And if that isn't enough, here's an great post by Holly Emblem on the significance of the Dead Man's Hand on the UK Casino Online web site.

If you see a pattern here - namely one of Westerns and the United Kingdom, you would be right.

Saturday, May 9, 2009

The Mystery Surrounding Everett Ruess

I have to admit that I didn't know anything about Everett Ruess or of the mystery surrounding his disappearence in the Southwest in the 1930s. It wasn't until about two weeks ago, when the story broke that the mystery may have been solved, that I learned of who he was.

Everett Ruess was a 20-year old writer and artist who was noticed by such artists as Ansel Adams. But he rejected modern society and, at the age of 16, he left San Francisco to find another life in the Southwest. He wrote once that he doubted that he would ever be able to return to civilization. In 1934, he was last seen in Escalante, Utah, stocking up on supplies. He then took off into the wilderness with his two mules, never to be seen again.

The mystery of his disapperance has inspired books and at least one movie.

NPR radio ran a segment on the story this morning. To read the article and hear the segment, which I think is very good, go here. I understand that it is to be featured in National Geographic magazine's current issue.

Ruess has been called a modern-day Thoreau, an artist of nature, an early environmentalist in the style of Edward Abbey. Unfortunately, it appears that on one day in 1934 or 1935, he was just one very unlucky young man.

Sunday, May 3, 2009

Birds in the backyard

Eventually I will get back to all things pulp fiction and Westerns; but for right now, I am still hibernating and refueling. I promise to write soon on a very interesting Western history book I'm reading right now.

In the meantime, I've been feeding the birds in the backyard since I moved into this house, and it's starting to evolve into a complete ecological system all on its own.

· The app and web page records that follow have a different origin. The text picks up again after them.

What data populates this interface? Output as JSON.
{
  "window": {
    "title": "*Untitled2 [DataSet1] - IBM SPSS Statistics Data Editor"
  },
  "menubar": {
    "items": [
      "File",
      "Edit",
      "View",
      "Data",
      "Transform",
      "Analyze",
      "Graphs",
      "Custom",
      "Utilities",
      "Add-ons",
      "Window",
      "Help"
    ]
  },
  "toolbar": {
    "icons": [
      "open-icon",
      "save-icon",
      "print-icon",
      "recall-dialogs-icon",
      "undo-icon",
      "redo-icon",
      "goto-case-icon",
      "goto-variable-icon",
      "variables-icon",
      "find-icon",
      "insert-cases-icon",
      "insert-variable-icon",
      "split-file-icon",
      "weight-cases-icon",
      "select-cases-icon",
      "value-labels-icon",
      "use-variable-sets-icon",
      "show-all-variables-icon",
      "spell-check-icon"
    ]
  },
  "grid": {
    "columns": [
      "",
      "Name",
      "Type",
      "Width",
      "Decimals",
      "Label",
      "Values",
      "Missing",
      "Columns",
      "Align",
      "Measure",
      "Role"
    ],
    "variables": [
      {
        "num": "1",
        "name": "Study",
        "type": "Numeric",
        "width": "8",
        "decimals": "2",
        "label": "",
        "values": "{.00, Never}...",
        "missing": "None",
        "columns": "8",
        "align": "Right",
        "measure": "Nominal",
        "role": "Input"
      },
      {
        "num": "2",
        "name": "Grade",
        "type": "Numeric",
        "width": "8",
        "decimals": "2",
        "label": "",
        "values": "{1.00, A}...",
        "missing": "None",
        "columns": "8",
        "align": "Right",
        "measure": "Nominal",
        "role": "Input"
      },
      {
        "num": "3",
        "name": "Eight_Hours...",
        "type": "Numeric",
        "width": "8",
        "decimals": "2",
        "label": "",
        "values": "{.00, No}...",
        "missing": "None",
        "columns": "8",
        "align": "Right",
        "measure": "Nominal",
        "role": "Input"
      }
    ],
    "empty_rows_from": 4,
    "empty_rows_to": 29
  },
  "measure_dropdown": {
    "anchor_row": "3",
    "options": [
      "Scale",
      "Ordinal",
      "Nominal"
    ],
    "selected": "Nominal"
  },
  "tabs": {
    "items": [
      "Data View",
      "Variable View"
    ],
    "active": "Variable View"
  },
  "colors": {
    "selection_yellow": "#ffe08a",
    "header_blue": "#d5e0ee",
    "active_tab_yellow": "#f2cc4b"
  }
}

For one thing, a few weeks ago I discovered that some of the finches had nested in an opening into the attic above the kitchen window.

Then came unwelcome visitors: first of all, pigeons. Someone told them of the feast going on every day at the Autry House. Now, I know that pigeons deserve to eat just like all other God's creatures, but just not in my backyard. I guess I'm a pigeon NIMBY. I've spent a lot of energy trying to chase them away to no avail. I finally decided to get finch feeders, including this sock, which will hopefully deter the pigeons away because they can't perch on it.

But yesterday came another visitor, which had ominious tones: a hawk. This was the only photo I could take before he took off - I hope he's decided that he can find better meals somewhere else.

Because there are babies now, including this finch that was resting in the grass tonight at sunset. At first I didn't pay much attention to him, being as there are birds all around the place from sunrise to sunset now, but then I noticed that he was awfully small and wasn't going anywhere when I walked by. I realized that he was very very young and probably was just learning how to fly. So I grabbed my camera and took some pictures, trying to keep an eye on Annie, who was unusually interested in the creature but behaved wonderfully and kept her distance. Annie is a good smart dog - she respects other animals' spaces. I wish she'd respect mine once in a while.

Anyway, the little thing just sat there in the grass, ignorant of the instinct to flee that apparently doesn't surface until he's a little older. He even shut his eyes several times - probably because of the very strong setting sun late in the afternoon.

I was worried about him - for one thing, he was out in the middle of the lawn for all hawks and stray cats to find. Poor little thing - exposed to all kinds of dangers from almost day one. The only thing that was a comfort was knowing that he was probably blissfully unaware of all the predators that surround him. But he'll find out soon enough.

I tried to keep an eye on him as I worked from the kitchen sink, and made the dogs come in. As soon as I was in the house, the birds descended on the bird feeders and onto the lawn. When I went back outside a few minutes later, he was gone. The hawk had not reappeared, so I'm thinking that his parents came back and gave him a quick, intensive flight training program.